- **EXERCISE AIM**: Which lines of the material hold the word "this"? Copy each one.

Top of MATERIAL SUPPLIED

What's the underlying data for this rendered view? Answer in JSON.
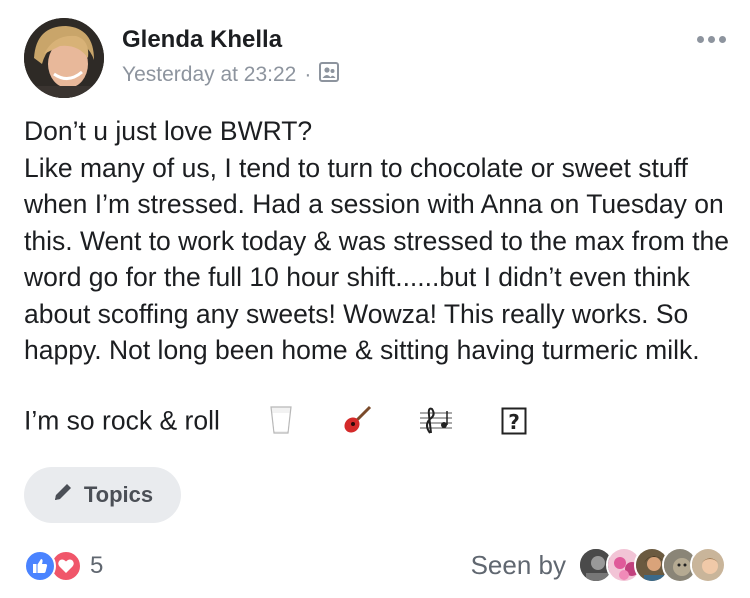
{
  "post": {
    "author": "Glenda Khella",
    "timestamp": "Yesterday at 23:22",
    "separator": "·",
    "audience_icon": "friends-icon",
    "paragraphs": [
      "Don’t u just love BWRT?",
      "Like many of us, I tend to turn to chocolate or sweet stuff when I’m stressed. Had a session with Anna on Tuesday on this. Went to work today & was stressed to the max from the word go for the full 10 hour shift......but I didn’t even think about scoffing any sweets! Wowza! This really works. So happy. Not long been home & sitting having turmeric milk. I’m so rock & roll"
    ],
    "emojis": [
      "milk-glass-emoji",
      "guitar-emoji",
      "musical-score-emoji",
      "unknown-glyph"
    ],
    "unknown_glyph": "?"
  },
  "topics": {
    "label": "Topics",
    "icon": "pencil-icon"
  },
  "footer": {
    "reaction_count": "5",
    "reactions": [
      "like",
      "love"
    ],
    "seen_label": "Seen by",
    "viewer_count": 5
  },
  "colors": {
    "like": "#4a83ff",
    "love": "#f0566a",
    "secondary_text": "#8d949e",
    "chip_background": "#e9ebee"
  }
}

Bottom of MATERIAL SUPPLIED

- **WORKED SOLUTION**:
What's the underlying data for this rendered view? Answer in JSON.
      "Like many of us, I tend to turn to chocolate or sweet stuff when I’m stressed. Had a session with Anna on Tuesday on this. Went to work today & was stressed to the max from the word go for the full 10 hour shift......but I didn’t even think about scoffing any sweets! Wowza! This really works. So happy. Not long been home & sitting having turmeric milk. I’m so rock & roll"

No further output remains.